A River of Stars by Vanessa Hua (Ballantine Books 2019)
Reviewed by Amaya Hunsberger
Vanessa Hua’s debut novel, A River of Stars, follows the path of Scarlett, a pregnant Chinese woman while the child’s father, Boss Yeung, wishes to do business in America. She is sent to Perfume Bay in San Francisco where she and other pregnant Chinese women will deliver their children in secret in order to ensure American citizenship for their babies. The whole operation is run by Mama Fang, a lucrative entrepreneur. After finding out that her unborn child is a girl, she escapes the facility with a teenager named Daisy, and together they make their way to San Francisco’s Chinatown. There, they rely on the generosity of a new community and their own ingenuity in order to survive.
Daisy is particularly useful when smoothing out Scarlett’s rougher edges as they interact with neighbors, clients, and charity volunteers who offer them assistance. As luck would have it, they are able to be there and lean on each other completely when giving birth, further cementing their connection until they become “Sisters not by blood but by choice.” This bond serves as a reminder of the power of family, both given and chosen.
Mama Fang is a self-made woman, and uses her connections and creativity to create business opportunities where she profits off of the wealthy. Lacking in a conventional education or training, her skills and qualifications are self-taught and exaggerated when necessary. Mama Fang realizes, much later in life then Scarlett, that distrusting those who offer help isn’t always the right move. As Hua so succinctly puts – “if you only looked out for cheats and con artists, you only found cheats and con artists.” In every way that Mama Fang was unable to overcome the darker aspects of her ambition, Scarlett is given the opportunity to choose differently. In their exchange just before the events that would send them in different directions, Mama Fang tries to convince Scarlett to give up her baby and let Boss Yeung raise him.

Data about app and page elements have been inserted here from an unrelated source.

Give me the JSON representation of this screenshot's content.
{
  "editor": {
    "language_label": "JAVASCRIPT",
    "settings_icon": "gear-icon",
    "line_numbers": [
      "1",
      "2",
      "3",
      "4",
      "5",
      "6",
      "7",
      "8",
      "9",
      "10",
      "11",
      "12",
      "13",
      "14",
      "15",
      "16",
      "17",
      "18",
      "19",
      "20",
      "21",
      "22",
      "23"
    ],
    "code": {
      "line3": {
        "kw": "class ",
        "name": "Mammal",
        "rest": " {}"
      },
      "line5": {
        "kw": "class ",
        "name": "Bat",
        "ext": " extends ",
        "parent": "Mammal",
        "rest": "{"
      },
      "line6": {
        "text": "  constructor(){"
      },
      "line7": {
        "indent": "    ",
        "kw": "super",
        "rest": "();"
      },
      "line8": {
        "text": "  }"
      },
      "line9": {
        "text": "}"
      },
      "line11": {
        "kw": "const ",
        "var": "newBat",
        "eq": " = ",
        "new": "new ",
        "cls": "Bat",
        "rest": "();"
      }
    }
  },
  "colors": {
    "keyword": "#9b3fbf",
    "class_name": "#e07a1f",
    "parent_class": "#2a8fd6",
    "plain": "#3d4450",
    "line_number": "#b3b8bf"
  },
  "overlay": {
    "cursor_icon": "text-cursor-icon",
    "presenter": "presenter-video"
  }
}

Scarlett also opens a hanbaobao food cart to support her new family, a difficult task that Daisy in her youth does not appreciate. It takes this physical distance to bridge the emotional gap that Scarlett placed between herself and her mother so many years ago, “The longer Scarlett had been a mother, the more she understood Ma and her decisions.” Now Scarlett is a mother, unprepared and overwhelmed by her new charge. Though her mother could not fulfill what Scarlett perceived as an adequate childhood, Scarlett attempts to with her abundance of acquired knowledge. However, this is not enough, and she continues to face setbacks that lead her to realize how unfair she’d been to pass judgement.
As Scarlett looks through a pile of reusable goods, she finds a plush caterpillar for her daughter which causes her to reflect on her own past, in the factory that made them, and her own role in the toy’s journey to her hand at that moment – “Long before she’d known she would come to America, her touch had rippled across the ocean.” Scarlett marvels over the appearance of these trinkets made in China, ones not unlike those she had a hand in building and sending away. At the time she could not understand who would want them, only to now discover that their existence creates a need and that vacuum of wants and needs continues, so long as things seek to fill them. Scarlett had that same vacuum inside of her until all that mattered was the survival of her little family.
All of the characters in Hua’s novel do their best to conjure a home and a purpose for themselves as they navigate life’s shortcomings. A captivating read from start to finish, Hua’s novel is full of intensity as well as moments of tenderness that show the complexity of Scarlett and Daisy’s situation. I found myself particularly thrilled with the ending because of how it addressed the legacy of each character beyond the final sentences of the epilogue. Yes, the book ends but their lives are far from over.